@BenS1, the only place Ive seen you can do further maths is if you went to a 6th form college. Otherwise you'll have to go down the self-taught route (which only requires slightly more self-organisation than distance learning). Also if you're interested, you can do 3 A-levels in maths; maths, further maths, further maths additional. Is it possible you could do a 1-year foundation (distance) degree?
Sorry for late reply
I got A's in both cases
89% for distance learnng and 88% self taught (not statistically significant!)
I actually got a B at GCSE that i'd done 4 & 5 years earlier.
It really depends on your strongest learning style. After a while with the distance learning I
found I very rarely needed help hence the reason I dropped it.
Are you working full-time/part-time/unemployed? If you don't have much time it might be best
to get a tutor. I was only p/t so getting stuck wasn't much of a prob. Of course you could
make use of forums like this if you get stuck.
What level are you at now? Have you done any graphics/physics programming? If some of the
pure/core modules and mechanics modules will be a doddle.
There might be better distance learners than the NEC so I can't help you with which to choose.
If you go self taught youll have near complete control over which modules you choose. Either
way you'll spend most of your time learning from the text.
'Fraid I threw out my stuff when I went to uni but I was sent the texts, a couple of work
books to summarise things and practice stuff, and coursework sheets.
However, when I did further maths, the Edexcel website provides summary formula's etc and
practice/past papers (invaluable - cant state that enough). In both cases, it was the practice
papers that I found to be the best gauge of my progress. Also the specs tell you specifaclly
what you need to know for the exam.
If you just want to try things out self-taught, do this:
Go to an exam board website (Edxcel, AQA etc). Get the module specs for A-level maths.
Pick 1 or 2 modules that are part of A-level maths (unless things have changed they're called
the 'core' modules).
Buy the required texts (usually 1 book for each module)
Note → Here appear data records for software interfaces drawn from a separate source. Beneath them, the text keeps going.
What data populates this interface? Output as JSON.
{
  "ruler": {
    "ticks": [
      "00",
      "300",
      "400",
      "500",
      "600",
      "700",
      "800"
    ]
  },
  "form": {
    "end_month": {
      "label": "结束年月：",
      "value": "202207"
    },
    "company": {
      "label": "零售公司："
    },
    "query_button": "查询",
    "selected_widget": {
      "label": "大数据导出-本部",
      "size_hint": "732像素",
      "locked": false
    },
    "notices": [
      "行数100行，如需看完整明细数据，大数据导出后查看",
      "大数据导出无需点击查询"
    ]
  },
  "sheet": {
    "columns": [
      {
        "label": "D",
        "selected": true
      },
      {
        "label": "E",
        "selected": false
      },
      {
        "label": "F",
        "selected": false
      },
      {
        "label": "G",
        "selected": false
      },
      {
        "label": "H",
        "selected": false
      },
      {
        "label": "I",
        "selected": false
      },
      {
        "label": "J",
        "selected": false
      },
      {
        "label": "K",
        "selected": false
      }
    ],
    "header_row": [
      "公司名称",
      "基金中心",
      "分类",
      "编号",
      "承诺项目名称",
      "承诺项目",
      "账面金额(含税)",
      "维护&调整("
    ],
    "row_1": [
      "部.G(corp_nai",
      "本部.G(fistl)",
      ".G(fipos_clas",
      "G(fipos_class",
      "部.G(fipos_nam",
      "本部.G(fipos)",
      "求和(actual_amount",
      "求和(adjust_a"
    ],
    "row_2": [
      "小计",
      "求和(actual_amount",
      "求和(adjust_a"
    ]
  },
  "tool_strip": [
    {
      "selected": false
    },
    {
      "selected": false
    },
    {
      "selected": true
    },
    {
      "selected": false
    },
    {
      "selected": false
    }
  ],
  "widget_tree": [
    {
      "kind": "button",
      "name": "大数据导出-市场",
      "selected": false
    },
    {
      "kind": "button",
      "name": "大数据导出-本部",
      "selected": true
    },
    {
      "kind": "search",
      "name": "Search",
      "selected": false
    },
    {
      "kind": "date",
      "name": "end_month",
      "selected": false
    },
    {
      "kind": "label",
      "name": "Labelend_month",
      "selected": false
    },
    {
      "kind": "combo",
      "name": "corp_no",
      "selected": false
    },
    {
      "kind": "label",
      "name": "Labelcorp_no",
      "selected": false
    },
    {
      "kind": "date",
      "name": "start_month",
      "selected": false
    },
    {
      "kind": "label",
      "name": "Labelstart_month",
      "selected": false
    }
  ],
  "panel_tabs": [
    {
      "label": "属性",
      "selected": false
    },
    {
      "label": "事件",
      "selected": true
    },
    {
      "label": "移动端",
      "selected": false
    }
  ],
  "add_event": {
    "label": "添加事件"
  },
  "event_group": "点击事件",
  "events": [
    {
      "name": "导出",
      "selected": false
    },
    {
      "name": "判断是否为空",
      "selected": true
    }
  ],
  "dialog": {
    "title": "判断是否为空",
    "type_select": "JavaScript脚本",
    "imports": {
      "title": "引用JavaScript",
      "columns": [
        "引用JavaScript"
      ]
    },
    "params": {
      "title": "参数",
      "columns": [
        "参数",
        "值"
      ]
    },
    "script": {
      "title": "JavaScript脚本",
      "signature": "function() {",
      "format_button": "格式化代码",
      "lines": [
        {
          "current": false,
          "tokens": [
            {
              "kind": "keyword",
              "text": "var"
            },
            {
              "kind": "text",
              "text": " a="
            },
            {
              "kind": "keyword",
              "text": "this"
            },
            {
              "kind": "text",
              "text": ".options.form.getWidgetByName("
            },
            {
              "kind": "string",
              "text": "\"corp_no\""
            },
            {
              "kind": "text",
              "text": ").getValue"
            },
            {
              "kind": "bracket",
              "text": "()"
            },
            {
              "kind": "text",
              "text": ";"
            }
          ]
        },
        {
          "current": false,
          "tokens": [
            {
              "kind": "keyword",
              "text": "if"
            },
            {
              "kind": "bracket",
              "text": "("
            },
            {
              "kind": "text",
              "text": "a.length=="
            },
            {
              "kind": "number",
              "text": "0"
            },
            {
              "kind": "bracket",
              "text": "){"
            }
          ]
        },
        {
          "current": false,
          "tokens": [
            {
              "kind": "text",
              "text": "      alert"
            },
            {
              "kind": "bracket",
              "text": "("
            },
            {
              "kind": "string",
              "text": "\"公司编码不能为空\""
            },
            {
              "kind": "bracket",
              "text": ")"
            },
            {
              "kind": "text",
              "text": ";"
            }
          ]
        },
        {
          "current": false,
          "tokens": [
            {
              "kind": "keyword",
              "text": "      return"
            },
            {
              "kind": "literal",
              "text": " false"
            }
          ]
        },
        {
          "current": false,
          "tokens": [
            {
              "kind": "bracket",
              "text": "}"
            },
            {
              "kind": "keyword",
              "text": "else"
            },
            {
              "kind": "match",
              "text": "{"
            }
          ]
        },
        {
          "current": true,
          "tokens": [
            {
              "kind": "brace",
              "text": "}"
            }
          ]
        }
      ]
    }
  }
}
Work through the books.
Do past/practice papers after.
If you'll feeling confident near xmas, book to take the exams in January.
Then you should know if self taught works.
If not, you might (got no idea) have to wait till following september to embark with distance
Anyway, if its programming in general you're looking to enhance, Id highly recommend the
'decision maths' modules [search amazon 'decision maths heineman']. They cover stuff like
binary searches, algorithms for bin packing, finding the shortest route across a network of
nodes. (also useful for AI)
If its physics, then the mechanics modules and pure/core modules.
Oh and statistics module 1 is an easy way to get some marks.
You can re-take modules and you get the higher mark of the 2 modules.
If you go self-taught, send me ur email and ill try and find the latest info you'll need (else
Ill some old pdf's).
Remember, maths is largely a subject you train at rather than a bunch of facts to memorise so practice practice practice! (thats what got me my A's). Read and re-read material, writing notes as you go. Do the practice questions/check your answers, then write up what you know (important for your understanding and essential for revision). That will also help it stick. If you're stuck, do the examples, side-by-side with the books examples. Its better than just reading them.
So, got the time? Self-taught is fine.
Time v. limited? Distance learning or you could spread the A-level over up to 3 years.